It is understandable how teachers may be uncomfortable being literally filmed while teaching a class. Can you imagine having every word you speak subject to second-guessing by a parent in a class of two dozen kids? That is what happened during the lockdowns. Some teachers adjusted well, and many did not. But the most vital aspect of education is trust. How do you encourage trust through deception? Add to this peculiar situation the CRT debate and you have what happened in Loudon County, Virginia: angry parents, censorious school boards, sexual assaults unreported, teachers isolated who disagreed with CRT, teachers resigning, teachers being fired, and the election of a Republican governor and lieutenant governor as well as numerous school board members in a state that went overwhelmingly Democrat only one year prior.
All that because of a lack of transparency.
Transparency implies a desire to be truthful. It assumes that the adults in the room have the confidence to calmly discuss issues. It assumes that where two people disagree, they can still respect one another. CRT cannot stand up to that test because the more it is investigated, the darker it becomes. It is a world view that divides people by racial class. It labels anyone who dares to question it as being “racist.” It tears down traditional values and institutions. It attacks individualism and it attacks merit.
Propaganda is basic algebra. Take the individual and peel away their traditional values, isolate them from their family and their church, and confuse them with abstract terminology and redefined words. Detractors feel they are alone. Questioning the narrative is vain, if not dangerous. It is indeed ironic that CRT is less about race and more about control. You can see it in the eyes of the detractors. They have seen the Devil. It is like they escaped from a cult!
I encourage you to read When Few Were Watching. At the end there is an addendum that further explains the issues with the 1619 Project as presented by the New York Times. There is actually a 1619 Project that predated the Times publication which is a more straightforward look at the darker side of history in Virginia.

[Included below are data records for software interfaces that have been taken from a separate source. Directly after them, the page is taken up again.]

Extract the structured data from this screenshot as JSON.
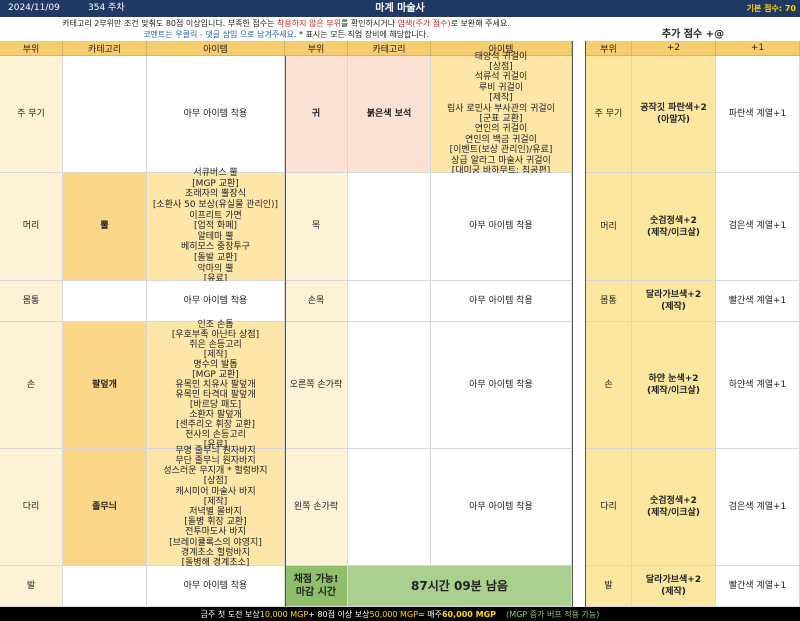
{
  "topbar": {
    "date": "2024/11/09",
    "week": "354 주차",
    "title": "마계 마술사",
    "base_score": "기본 점수: 70"
  },
  "notice": {
    "line1_a": "카테고리 2부위만 조건 맞춰도 80점 이상입니다. 부족한 점수는 ",
    "line1_red": "착용하지 않은 부위",
    "line1_b": "를 확인하시거나 ",
    "line1_red2": "염색(주가 점수)",
    "line1_c": "로 보완해 주세요.",
    "line2_blue": "코멘트는 우클릭 - 댓글 삽입 으로 남겨주세요.",
    "line2_b": " * 표시는 모든 직업 장비에 해당합니다."
  },
  "headers": {
    "slot": "부위",
    "category": "카테고리",
    "item": "아이템",
    "bonus_title": "추가 점수 +@",
    "plus2": "+2",
    "plus1": "+1"
  },
  "left_rows": [
    {
      "slot": "주 무기",
      "category": "",
      "items": "아무 아이템 착용"
    },
    {
      "slot": "머리",
      "category": "뿔",
      "items": "서큐버스 뿔\n[MGP 교환]\n초래자의 뿔장식\n[소환사 50 보상(유실물 관리인)]\n이프리트 가면\n[업적 화폐]\n알테마 뿔\n베히모스 중장투구\n[돌발 교환]\n악마의 뿔\n[유료]"
    },
    {
      "slot": "몸통",
      "category": "",
      "items": "아무 아이템 착용"
    },
    {
      "slot": "손",
      "category": "팔덮개",
      "items": "인조 손톱\n[우호부족 아난타 상점]\n쥐은 손등고리\n[제작]\n명수의 발톱\n[MGP 교환]\n유목민 치유사 팔덮개\n유목민 타격대 팔덮개\n[바르당 패도]\n소환자 팔덮개\n[센주리오 휘장 교환]\n천사의 손등고리\n[유료]"
    },
    {
      "slot": "다리",
      "category": "졸무늬",
      "items": "무명 줄무늬 원자바지\n무단 줄무늬 원자바지\n성스러운 무지개 * 헐렁바지\n[상점]\n캐시미어 마술사 바지\n[제작]\n저녁별 몰바지\n[돌병 휘장 교환]\n전투마도사 바지\n[브레이큘록스의 야영지]\n경계초소 헐렁바지\n[돌병해 경계초소]"
    },
    {
      "slot": "발",
      "category": "",
      "items": "아무 아이템 착용"
    }
  ],
  "mid_rows": [
    {
      "slot": "귀",
      "category": "붉은색 보석",
      "items": "태양석 귀걸이\n[상점]\n석류석 귀걸이\n루비 귀걸이\n[제작]\n림사 로민사 부사관의 귀걸이\n[군표 교환]\n연인의 귀걸이\n연인의 백금 귀걸이\n[이벤트(보상 관리인)/유료]\n상급 알라그 마술사 귀걸이\n[대미궁 바하무트: 침공편]"
    },
    {
      "slot": "목",
      "category": "",
      "items": "아무 아이템 착용"
    },
    {
      "slot": "손목",
      "category": "",
      "items": "아무 아이템 착용"
    },
    {
      "slot": "오른쪽 손가락",
      "category": "",
      "items": "아무 아이템 착용"
    },
    {
      "slot": "왼쪽 손가락",
      "category": "",
      "items": "아무 아이템 착용"
    }
  ],
  "status": {
    "scoring": "채점 가능!\n마감 시간",
    "remaining": "87시간 09분 남음"
  },
  "bonus_rows": [
    {
      "slot": "주 무기",
      "plus2": "공작깃 파란색+2\n(아말자)",
      "plus1": "파란색 계열+1"
    },
    {
      "slot": "머리",
      "plus2": "숫검정색+2\n(제작/이크살)",
      "plus1": "검은색 계열+1"
    },
    {
      "slot": "몸통",
      "plus2": "달라가브색+2\n(제작)",
      "plus1": "빨간색 계열+1"
    },
    {
      "slot": "손",
      "plus2": "하얀 눈색+2\n(제작/이크살)",
      "plus1": "하얀색 계열+1"
    },
    {
      "slot": "다리",
      "plus2": "숫검정색+2\n(제작/이크살)",
      "plus1": "검은색 계열+1"
    },
    {
      "slot": "발",
      "plus2": "달라가브색+2\n(제작)",
      "plus1": "빨간색 계열+1"
    }
  ],
  "footer": {
    "a": "금주 첫 도전 보상 ",
    "b": "10,000 MGP",
    "c": " + 80점 이상 보상 ",
    "d": "50,000 MGP",
    "e": " = 매주 ",
    "f": "60,000 MGP",
    "g": "    (MGP 증가 버프 적용 가능)"
  },
  "colors": {
    "topbar": "#1f3864",
    "header": "#f5cd6e",
    "accent_red": "#e02020",
    "accent_blue": "#2060c0",
    "green": "#a9d08e",
    "gold_text": "#ffd800"
  }
}
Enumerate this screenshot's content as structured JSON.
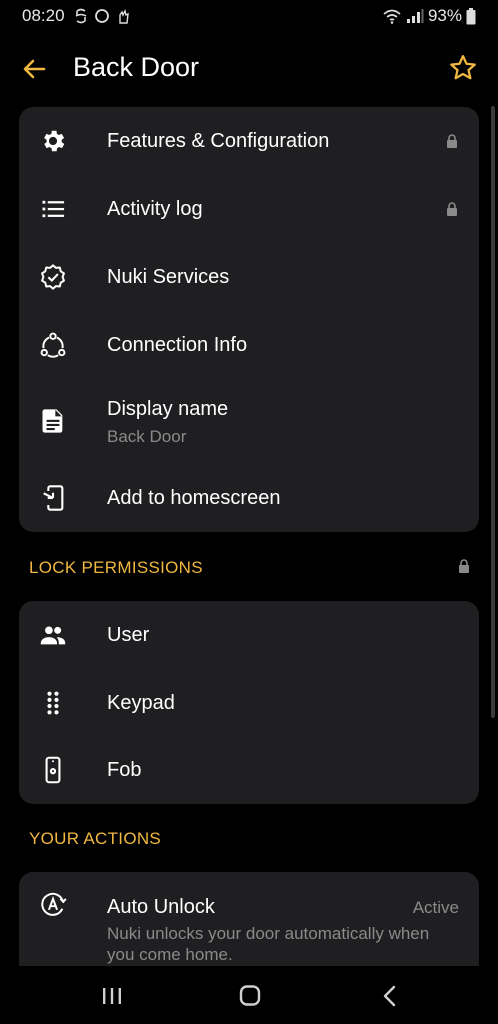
{
  "status_bar": {
    "time": "08:20",
    "battery": "93%"
  },
  "app_bar": {
    "title": "Back Door"
  },
  "menu": [
    {
      "label": "Features & Configuration",
      "icon": "gear-icon",
      "locked": true
    },
    {
      "label": "Activity log",
      "icon": "list-icon",
      "locked": true
    },
    {
      "label": "Nuki Services",
      "icon": "verified-badge-icon",
      "locked": false
    },
    {
      "label": "Connection Info",
      "icon": "connection-nodes-icon",
      "locked": false
    },
    {
      "label": "Display name",
      "sublabel": "Back Door",
      "icon": "document-icon",
      "locked": false
    },
    {
      "label": "Add to homescreen",
      "icon": "add-to-homescreen-icon",
      "locked": false
    }
  ],
  "lock_permissions": {
    "header": "LOCK PERMISSIONS",
    "items": [
      {
        "label": "User",
        "icon": "people-icon"
      },
      {
        "label": "Keypad",
        "icon": "keypad-icon"
      },
      {
        "label": "Fob",
        "icon": "fob-icon"
      }
    ]
  },
  "your_actions": {
    "header": "YOUR ACTIONS",
    "items": [
      {
        "label": "Auto Unlock",
        "status": "Active",
        "description": "Nuki unlocks your door automatically when you come home.",
        "icon": "auto-unlock-icon"
      }
    ]
  },
  "colors": {
    "accent": "#f0b840",
    "card_bg": "#1f1f21",
    "secondary_text": "#8a8a8a"
  }
}
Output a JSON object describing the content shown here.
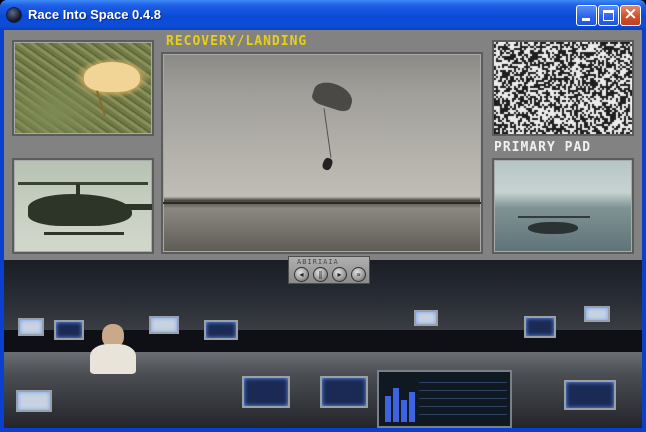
{
  "window": {
    "title": "Race Into Space 0.4.8",
    "close_glyph": "×"
  },
  "screen": {
    "main_label": "RECOVERY/LANDING",
    "pad_label": "PRIMARY PAD",
    "control_strip_label": "ABIRIAIA"
  },
  "icons": {
    "app": "app-icon",
    "minimize": "minimize-icon",
    "maximize": "maximize-icon",
    "close": "close-icon",
    "playback": [
      "rewind-icon",
      "pause-icon",
      "play-icon",
      "fast-forward-icon"
    ]
  },
  "colors": {
    "screen_label": "#e7cf18",
    "pad_label": "#f0f0f0",
    "panel_gray": "#828282",
    "titlebar_blue": "#0a4ad6"
  }
}
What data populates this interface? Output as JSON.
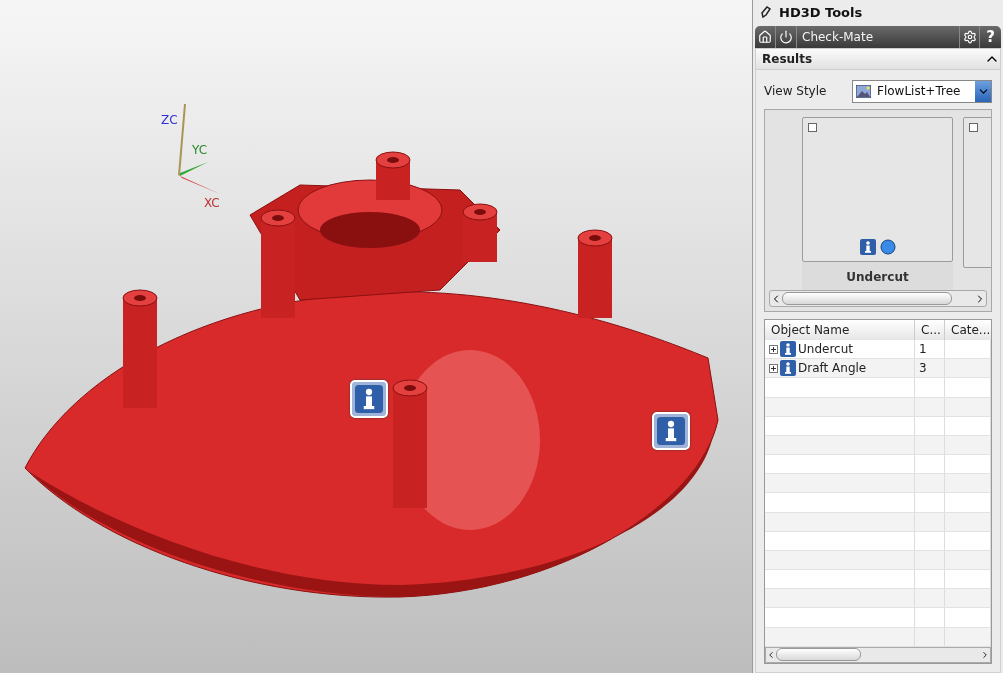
{
  "viewport": {
    "axes": [
      {
        "kind": "z",
        "label": "ZC"
      },
      {
        "kind": "y",
        "label": "YC"
      },
      {
        "kind": "x",
        "label": "XC"
      }
    ]
  },
  "panel": {
    "title": "HD3D Tools",
    "toolbar": {
      "title": "Check-Mate",
      "help": "?"
    },
    "section": {
      "title": "Results",
      "expanded": true
    },
    "view_style": {
      "label": "View Style",
      "value": "FlowList+Tree"
    },
    "flow_cards": [
      {
        "kind": "result",
        "label": "Undercut"
      },
      {
        "kind": "blank"
      }
    ],
    "table": {
      "columns": [
        "Object Name",
        "C...",
        "Cate..."
      ],
      "rows": [
        {
          "name": "Undercut",
          "count": "1",
          "expanded": false
        },
        {
          "name": "Draft Angle",
          "count": "3",
          "expanded": false
        }
      ]
    }
  }
}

1 Link to the Attorney General’s site was broken as of January 8th, 2023. The URL referenced is an archived screenshot from the Wayback Machine.
© Copyright 2021 to Eric Niewoehner